In late October, President Obama signed into law a bill that increases protections for families of military personnel who wish to take leave from work under the Family and Medical Leave Act of 1993 ("FMLA"). The new amendments expand on changes implemented less than a year ago requiring that certain employers provide unpaid leave for qualifying family members of military personnel:


Continue Reading Family and Medical Leave Act Further Helps Military Families

Flu season is upon us. With the recent outbreak of the H1N1 Virus ("Swine Flu") as well as the ever-present seasonal flu, employers must face increased absenteeism by their employees. Much like the regular flu, H1N1 causes fever, sore throat, nausea and fatigue. However, this particular strain of illness is predicted to be particularly dangerous not only for those with preexisting medical conditions such as asthma or diabetes, but also for those under the age of 25, as opposed to the elderly who are normally at highest risk of severe injury or death from the seasonal flu.
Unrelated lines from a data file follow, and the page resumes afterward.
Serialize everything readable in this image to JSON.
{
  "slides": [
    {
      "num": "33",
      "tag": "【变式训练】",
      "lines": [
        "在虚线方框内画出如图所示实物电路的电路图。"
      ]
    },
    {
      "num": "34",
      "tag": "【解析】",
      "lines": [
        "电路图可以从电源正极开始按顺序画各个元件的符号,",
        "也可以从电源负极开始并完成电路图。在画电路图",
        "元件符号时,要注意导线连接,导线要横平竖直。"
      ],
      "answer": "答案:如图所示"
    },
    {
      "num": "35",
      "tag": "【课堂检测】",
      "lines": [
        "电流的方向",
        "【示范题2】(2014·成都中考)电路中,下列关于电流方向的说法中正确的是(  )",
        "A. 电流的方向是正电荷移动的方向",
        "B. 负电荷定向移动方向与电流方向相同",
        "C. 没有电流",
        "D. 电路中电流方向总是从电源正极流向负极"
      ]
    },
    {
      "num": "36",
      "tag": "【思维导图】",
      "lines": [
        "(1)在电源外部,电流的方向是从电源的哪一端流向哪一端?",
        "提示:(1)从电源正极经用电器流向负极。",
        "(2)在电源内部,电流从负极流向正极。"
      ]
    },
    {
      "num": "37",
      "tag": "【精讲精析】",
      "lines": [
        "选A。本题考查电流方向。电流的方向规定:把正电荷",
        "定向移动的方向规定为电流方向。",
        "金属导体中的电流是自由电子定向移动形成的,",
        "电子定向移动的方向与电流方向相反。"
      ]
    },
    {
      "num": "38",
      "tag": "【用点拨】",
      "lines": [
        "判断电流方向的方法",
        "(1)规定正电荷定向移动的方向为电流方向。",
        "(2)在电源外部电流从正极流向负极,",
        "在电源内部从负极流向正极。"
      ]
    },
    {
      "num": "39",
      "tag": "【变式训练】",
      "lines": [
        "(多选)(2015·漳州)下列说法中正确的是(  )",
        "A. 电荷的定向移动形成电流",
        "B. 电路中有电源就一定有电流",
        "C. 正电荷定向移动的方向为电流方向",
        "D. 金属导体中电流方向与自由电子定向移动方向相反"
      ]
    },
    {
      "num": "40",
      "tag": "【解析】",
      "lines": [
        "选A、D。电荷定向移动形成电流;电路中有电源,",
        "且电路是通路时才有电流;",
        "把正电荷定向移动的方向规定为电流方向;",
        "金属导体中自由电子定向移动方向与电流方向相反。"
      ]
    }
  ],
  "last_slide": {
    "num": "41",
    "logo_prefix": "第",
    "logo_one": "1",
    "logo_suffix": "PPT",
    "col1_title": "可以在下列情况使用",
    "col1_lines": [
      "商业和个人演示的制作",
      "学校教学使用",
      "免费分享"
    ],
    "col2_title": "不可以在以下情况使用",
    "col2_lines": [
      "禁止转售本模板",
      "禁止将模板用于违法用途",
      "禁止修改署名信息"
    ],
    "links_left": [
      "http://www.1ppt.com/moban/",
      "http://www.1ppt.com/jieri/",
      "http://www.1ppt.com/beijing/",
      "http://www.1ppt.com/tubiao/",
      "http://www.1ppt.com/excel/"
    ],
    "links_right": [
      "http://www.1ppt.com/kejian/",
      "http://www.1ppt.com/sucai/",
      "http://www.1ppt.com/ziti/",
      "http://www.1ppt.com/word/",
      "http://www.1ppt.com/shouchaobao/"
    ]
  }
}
This means that employers will likely see more of their younger employees affected by the H1N1 virus than from the regular flu.


Continue Reading H1N1 Virus and the Workplace: Will this Year’s Flu Cause a Headache for Employers Too?

On November 17, 2008, the United States Department of Labor issued revised regulations interpreting the federal Family Medical Leave Act (FMLA).  Because these regulations differ from comparable regulations that the California Fair Employment and Housing Commission (FEHC) has issued interpreting the California Family Rights Act (CFRA), the FEHC plans to revise its CFRA regulations.


Continue Reading The Fair Employment and Housing Commission Updates Its FMLA/CFRA Comparison Chart

The Department of Labor has released a new poster that reflects recent amendments to the Family and Medical Leave Act ("FMLA").  As part of the FMLA, employers are required to post in a conspicuous place a notice explaining the Act’s provisions.  The new poster reflects changes that were made to the FMLA in the Department of Labor’s recently published "Final Regulations," which take effect on January 16, 2009.  Among other changes, the new poster contains a description of the requirements for military family leave.  Previously, employers were required to post separate notices regarding military family leave and the FMLA.  The new poster is currently available on the Department of Labor’s website.


Continue Reading Department Of Labor Issues New FMLA Poster And Forms For Employer Use